Reclaim Your Brain Tip #4: Think Yourself Into a Safe Space
CoveyClub: You note in your book that though we may not be able to control the distressing events occurring around us — and this is certainly true of the coronavirus pandemic — we can exert some control over how we think about and respond to them. How can you, as you put it, “think yourself into a safe space,” when the world is feeling so unsafe?
Dr. Van Susteren: There’s an old Yiddish saying, You can’t control the winds, but you can adjust your sails. The world has never felt entirely safe, but the rate at which we’re hearing things is different. We hear about everything within seconds after it occurs. The cumulative effect, as a result of technology, is that your mind is constantly being exposed to societal trauma. It’s not just our personal, individual traumas anymore. Reducing your exposure to technology — and the relentless coverage of disasters — is one remedy.
One thing to consider: What are we grateful for? Appreciate nature, its spectacular diversity, beauty, and life-giving bounty. In the US, again, we’ve got a lot we are upset by, but we’ve got a lot to be grateful for too. Most Americans have enough to eat (not everybody), and most of us have a roof over our heads (again, not everyone). Looking at our familiar belongings around us — and being with our friends and family (whether physically or virtually) — makes us feel safe. The sense of isolation many are feeling — here is where technology is helpful to a society reeling from this pandemic that requires so many dramatic changes. We all have Facebook, FaceTime, Zoom, and if you are not technologically savvy, the telephone. Pick up the phone and call somebody. (By the way, don’t think of physical distancing as restricting our person liberty — think of it as an empowering action that we are engaging in collectively.)
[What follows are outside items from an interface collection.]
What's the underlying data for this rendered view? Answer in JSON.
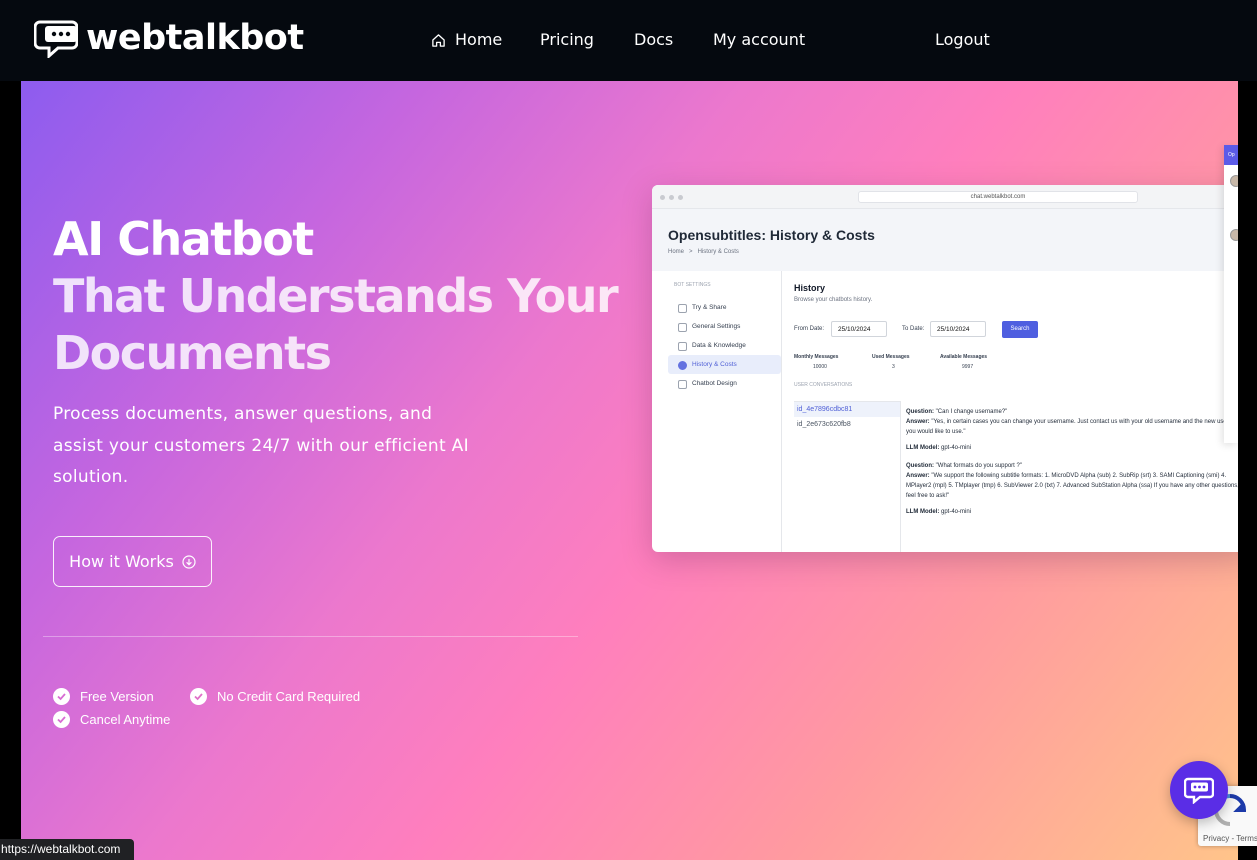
{
  "nav": {
    "brand": "webtalkbot",
    "links": {
      "home": "Home",
      "pricing": "Pricing",
      "docs": "Docs",
      "account": "My account",
      "logout": "Logout"
    }
  },
  "hero": {
    "title_line1": "AI Chatbot",
    "title_line2": "That Understands Your",
    "title_line3": "Documents",
    "description": "Process documents, answer questions, and assist your customers 24/7 with our efficient AI solution.",
    "cta_label": "How it Works",
    "features": [
      "Free Version",
      "No Credit Card Required",
      "Cancel Anytime"
    ]
  },
  "preview": {
    "url": "chat.webtalkbot.com",
    "title": "Opensubtitles: History & Costs",
    "breadcrumb_home": "Home",
    "breadcrumb_sep": ">",
    "breadcrumb_current": "History & Costs",
    "sidebar_heading": "BOT SETTINGS",
    "sidebar_items": [
      "Try & Share",
      "General Settings",
      "Data & Knowledge",
      "History & Costs",
      "Chatbot Design"
    ],
    "history_title": "History",
    "history_sub": "Browse your chatbots history.",
    "from_label": "From Date:",
    "from_value": "25/10/2024",
    "to_label": "To Date:",
    "to_value": "25/10/2024",
    "search_label": "Search",
    "stats": [
      {
        "label": "Monthly Messages",
        "value": "10000"
      },
      {
        "label": "Used Messages",
        "value": "3"
      },
      {
        "label": "Available Messages",
        "value": "9997"
      }
    ],
    "conversations_heading": "USER CONVERSATIONS",
    "conversations": [
      "id_4e7896cdbc81",
      "id_2e673c620fb8"
    ],
    "qa": {
      "q_label": "Question:",
      "a_label": "Answer:",
      "model_label": "LLM Model:",
      "q1": "\"Can I change username?\"",
      "a1": "\"Yes, in certain cases you can change your username. Just contact us with your old username and the new username you would like to use.\"",
      "m1": "gpt-4o-mini",
      "q2": "\"What formats do you support ?\"",
      "a2": "\"We support the following subtitle formats: 1. MicroDVD Alpha (sub) 2. SubRip (srt) 3. SAMI Captioning (smi) 4. MPlayer2 (mpl) 5. TMplayer (tmp) 6. SubViewer 2.0 (txt) 7. Advanced SubStation Alpha (ssa) If you have any other questions, feel free to ask!\"",
      "m2": "gpt-4o-mini"
    },
    "side_tab": "Op"
  },
  "status_bar": "https://webtalkbot.com",
  "recaptcha": "Privacy - Terms",
  "colors": {
    "nav_bg": "#05090f",
    "chat_button": "#5a2de6"
  }
}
When we are overthinking things and ruminating about what is happening and could happen to us, it’s one side of the brain that gets activated. But when we engage in activities that involve something outside of ourselves, we are using the other side of the brain, where the antithesis of the “me” center resides. When we do things to help other people — altruistic activities, acts of generosity — this has an immensely healing effect on us (and enables us to forget about ourselves). So do something nice for someone. Drop something off. Leave a big tip. Call someone whom you think might be lonely. Count up how many thoughtful actions you have taken each day that can be added into the column of positive things coming out of this crisis. And behaviors being the contagious things they are, we might be lucky enough to spread something around that is good for us.